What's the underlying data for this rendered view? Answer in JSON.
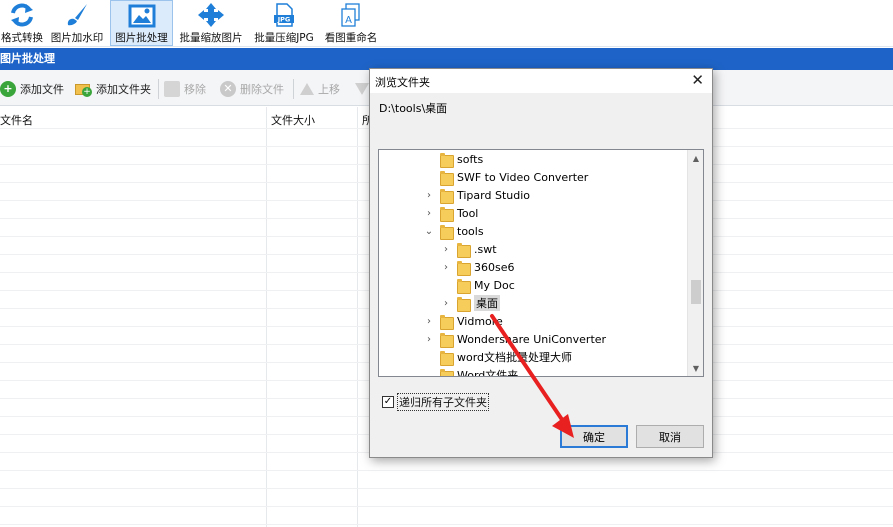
{
  "toolbar": {
    "items": [
      {
        "label": "格式转换",
        "icon": "refresh-icon"
      },
      {
        "label": "图片加水印",
        "icon": "paintbrush-icon"
      },
      {
        "label": "图片批处理",
        "icon": "image-icon",
        "active": true
      },
      {
        "label": "批量缩放图片",
        "icon": "move-arrows-icon"
      },
      {
        "label": "批量压缩JPG",
        "icon": "jpg-file-icon"
      },
      {
        "label": "看图重命名",
        "icon": "rename-icon"
      }
    ],
    "jpg_badge": "JPG",
    "rename_glyph": "A"
  },
  "title_bar": {
    "title": "图片批处理"
  },
  "sub_toolbar": {
    "add_file": "添加文件",
    "add_folder": "添加文件夹",
    "remove": "移除",
    "delete_file": "删除文件",
    "move_up": "上移"
  },
  "table": {
    "columns": [
      "文件名",
      "文件大小",
      "所"
    ]
  },
  "dialog": {
    "title": "浏览文件夹",
    "close_glyph": "✕",
    "path": "D:\\tools\\桌面",
    "tree": [
      {
        "label": "softs",
        "expander": ""
      },
      {
        "label": "SWF to Video Converter",
        "expander": ""
      },
      {
        "label": "Tipard Studio",
        "expander": "›"
      },
      {
        "label": "Tool",
        "expander": "›"
      },
      {
        "label": "tools",
        "expander": "⌄"
      },
      {
        "label": ".swt",
        "expander": "›"
      },
      {
        "label": "360se6",
        "expander": "›"
      },
      {
        "label": "My Doc",
        "expander": ""
      },
      {
        "label": "桌面",
        "expander": "›",
        "selected": true
      },
      {
        "label": "Vidmore",
        "expander": "›"
      },
      {
        "label": "Wondershare UniConverter",
        "expander": "›"
      },
      {
        "label": "word文档批量处理大师",
        "expander": ""
      },
      {
        "label": "Word文件夹",
        "expander": ""
      }
    ],
    "checkbox": {
      "label": "递归所有子文件夹",
      "checked": true,
      "mark": "✓"
    },
    "ok_label": "确定",
    "cancel_label": "取消"
  },
  "colors": {
    "title_bar": "#1e64c8",
    "annotation_arrow": "#e82020",
    "folder": "#f6cd5a"
  }
}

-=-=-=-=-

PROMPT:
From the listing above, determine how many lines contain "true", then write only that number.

PROBLEM SOLUTION:
3